De-extinction technology that brings back extinct species, or variants on extinct species, is becoming a reality with significant implications for biodiversity conservation. If extinction could be reversed there are potential conservation benefits and costs that need to be carefully considered before such action is taken. Here, we use a conservation prioritization framework to identify and discuss some factors that would be important if de-extinction of species for release into the wild were a viable option within an overall conservation strategy. We particularly focus on how de-extinction could influence the choices that a management agency would make with regard to the risks and costs of actions, and how these choices influence other extant species that are managed in the same system.
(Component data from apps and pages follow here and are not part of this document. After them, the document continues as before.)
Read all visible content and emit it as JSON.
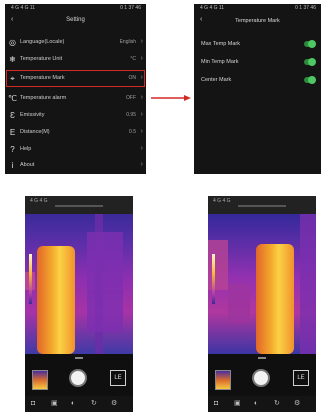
{
  "settings_screen": {
    "status_left": "4 G 4 G 11",
    "status_right": "0 1 37 46",
    "back_icon": "chevron-left-icon",
    "title": "Setting",
    "items": [
      {
        "icon": "globe-icon",
        "glyph": "◎",
        "label": "Language(Locale)",
        "value": "English"
      },
      {
        "icon": "thermometer-icon",
        "glyph": "❄",
        "label": "Temperature Unit",
        "value": "°C"
      },
      {
        "icon": "crosshair-icon",
        "glyph": "⌖",
        "label": "Temperature Mark",
        "value": "ON"
      },
      {
        "icon": "thermometer-alarm-icon",
        "glyph": "℃",
        "label": "Temperature alarm",
        "value": "OFF"
      },
      {
        "icon": "emissivity-icon",
        "glyph": "Ɛ",
        "label": "Emissivity",
        "value": "0.95"
      },
      {
        "icon": "distance-icon",
        "glyph": "E",
        "label": "Distance(M)",
        "value": "0.5"
      },
      {
        "icon": "help-icon",
        "glyph": "?",
        "label": "Help",
        "value": ""
      },
      {
        "icon": "info-icon",
        "glyph": "i",
        "label": "About",
        "value": ""
      }
    ],
    "highlight_color": "#d42a25"
  },
  "arrow_color": "#d42a25",
  "mark_screen": {
    "title": "Temperature Mark",
    "items": [
      {
        "label": "Max Temp Mark",
        "on": true
      },
      {
        "label": "Min Temp Mark",
        "on": true
      },
      {
        "label": "Center Mark",
        "on": true
      }
    ],
    "toggle_color": "#4ec865"
  },
  "camera_screens": [
    {
      "status": "4 G 4 G",
      "mode_label": "LE",
      "nav_icons": [
        "camera-icon",
        "image-icon",
        "palette-icon",
        "rotate-icon",
        "settings-icon"
      ]
    },
    {
      "status": "4 G 4 G",
      "mode_label": "LE",
      "nav_icons": [
        "camera-icon",
        "image-icon",
        "palette-icon",
        "rotate-icon",
        "settings-icon"
      ]
    }
  ]
}
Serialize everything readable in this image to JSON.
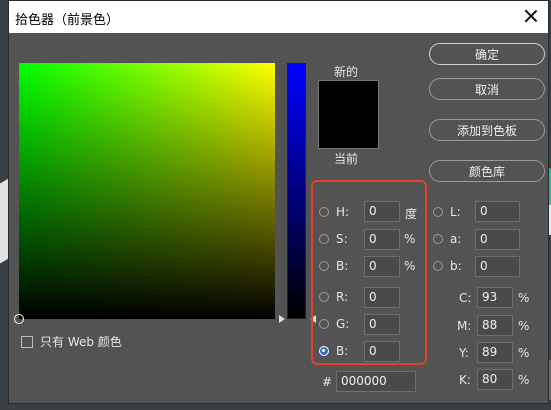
{
  "window": {
    "title": "拾色器（前景色）"
  },
  "swatch": {
    "new_label": "新的",
    "current_label": "当前",
    "color": "#000000"
  },
  "web_only": {
    "label": "只有 Web 颜色",
    "checked": false
  },
  "buttons": {
    "ok": "确定",
    "cancel": "取消",
    "add_swatch": "添加到色板",
    "libraries": "颜色库"
  },
  "hsb": {
    "h": {
      "label": "H:",
      "value": "0",
      "unit": "度"
    },
    "s": {
      "label": "S:",
      "value": "0",
      "unit": "%"
    },
    "b": {
      "label": "B:",
      "value": "0",
      "unit": "%"
    }
  },
  "rgb": {
    "r": {
      "label": "R:",
      "value": "0"
    },
    "g": {
      "label": "G:",
      "value": "0"
    },
    "b": {
      "label": "B:",
      "value": "0",
      "selected": true
    }
  },
  "lab": {
    "l": {
      "label": "L:",
      "value": "0"
    },
    "a": {
      "label": "a:",
      "value": "0"
    },
    "b": {
      "label": "b:",
      "value": "0"
    }
  },
  "cmyk": {
    "c": {
      "label": "C:",
      "value": "93",
      "unit": "%"
    },
    "m": {
      "label": "M:",
      "value": "88",
      "unit": "%"
    },
    "y": {
      "label": "Y:",
      "value": "89",
      "unit": "%"
    },
    "k": {
      "label": "K:",
      "value": "80",
      "unit": "%"
    }
  },
  "hex": {
    "label": "#",
    "value": "000000"
  },
  "highlight_color": "#e2442a"
}
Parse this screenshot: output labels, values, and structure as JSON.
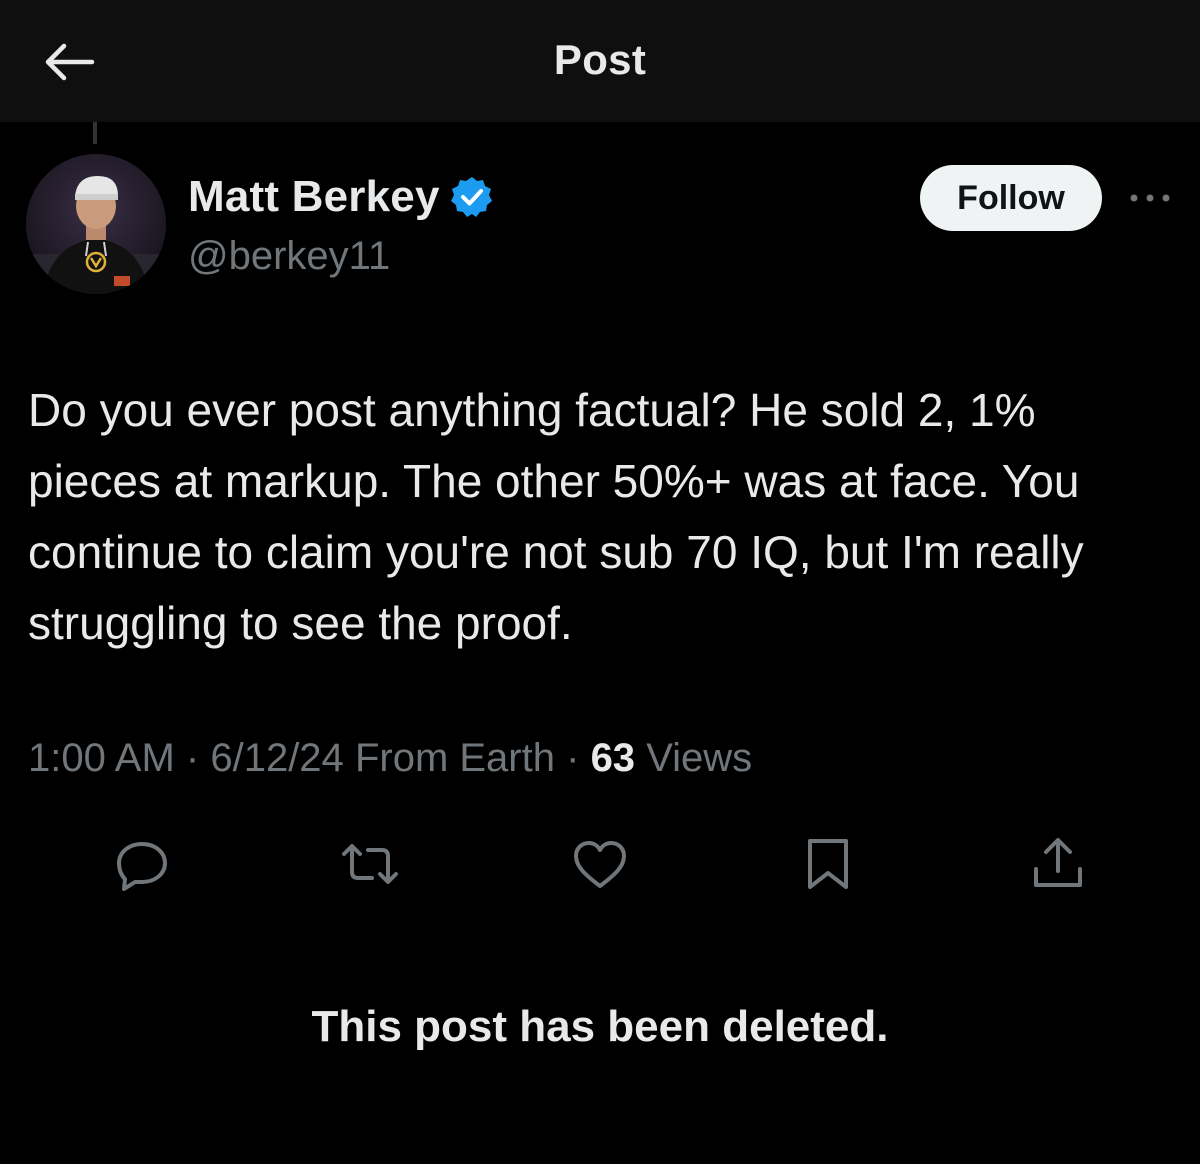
{
  "header": {
    "title": "Post",
    "back_icon": "arrow-left-icon"
  },
  "author": {
    "display_name": "Matt Berkey",
    "handle": "@berkey11",
    "verified": true,
    "verified_color": "#1d9bf0",
    "follow_label": "Follow",
    "more_icon": "more-horizontal-icon"
  },
  "post": {
    "text": "Do you ever post anything factual? He sold 2, 1% pieces at markup. The other 50%+ was at face. You continue to claim you're not sub 70 IQ, but I'm really struggling to see the proof.",
    "time": "1:00 AM",
    "separator": "·",
    "date": "6/12/24",
    "source": "From Earth",
    "views_count": "63",
    "views_label": "Views"
  },
  "actions": [
    {
      "name": "reply-icon"
    },
    {
      "name": "repost-icon"
    },
    {
      "name": "like-icon"
    },
    {
      "name": "bookmark-icon"
    },
    {
      "name": "share-icon"
    }
  ],
  "notice": {
    "deleted_text": "This post has been deleted."
  },
  "colors": {
    "background": "#000000",
    "header_background": "#0f0f0f",
    "primary_text": "#e7e9ea",
    "secondary_text": "#71767b",
    "follow_button_bg": "#eff3f4"
  }
}
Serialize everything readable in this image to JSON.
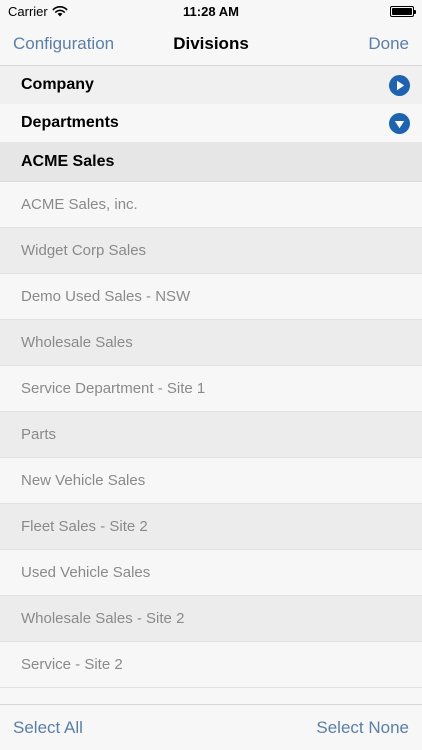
{
  "status_bar": {
    "carrier": "Carrier",
    "time": "11:28 AM"
  },
  "nav": {
    "back_label": "Configuration",
    "title": "Divisions",
    "done_label": "Done"
  },
  "sections": {
    "company_label": "Company",
    "departments_label": "Departments"
  },
  "group_header": "ACME Sales",
  "divisions": [
    "ACME Sales, inc.",
    "Widget Corp Sales",
    "Demo Used Sales - NSW",
    "Wholesale Sales",
    "Service Department - Site 1",
    "Parts",
    "New Vehicle Sales",
    "Fleet Sales - Site 2",
    "Used Vehicle Sales",
    "Wholesale Sales - Site 2",
    "Service - Site 2"
  ],
  "toolbar": {
    "select_all_label": "Select All",
    "select_none_label": "Select None"
  },
  "colors": {
    "accent": "#5b7fa6",
    "disclosure": "#1f63b0"
  }
}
We suggest that a decision science approach will allow for choices that are critical to the implementation of a drastic conservation action, such as de-extinction, to be considered in a deliberate manner while identifying possible perverse consequences.

Additional Metadata
Keywords Costs, Decision-making, Prioritization, Threatened-species management
Persistent URL dx.doi.org/10.1111/1365-2435.12720
Journal Functional Ecology
Citation
Iacona, G. (Gwenllian), Maloney, R.F. (Richard F.), Chadès, I. (Iadine), Bennett, J.R, Seddon, P.J. (Philip J.), & Possingham, H.P. (Hugh P.). (2016). Prioritizing revived species: What are the conservation management implications of de-extinction?. Functional Ecology. doi:10.1111/1365-2435.12720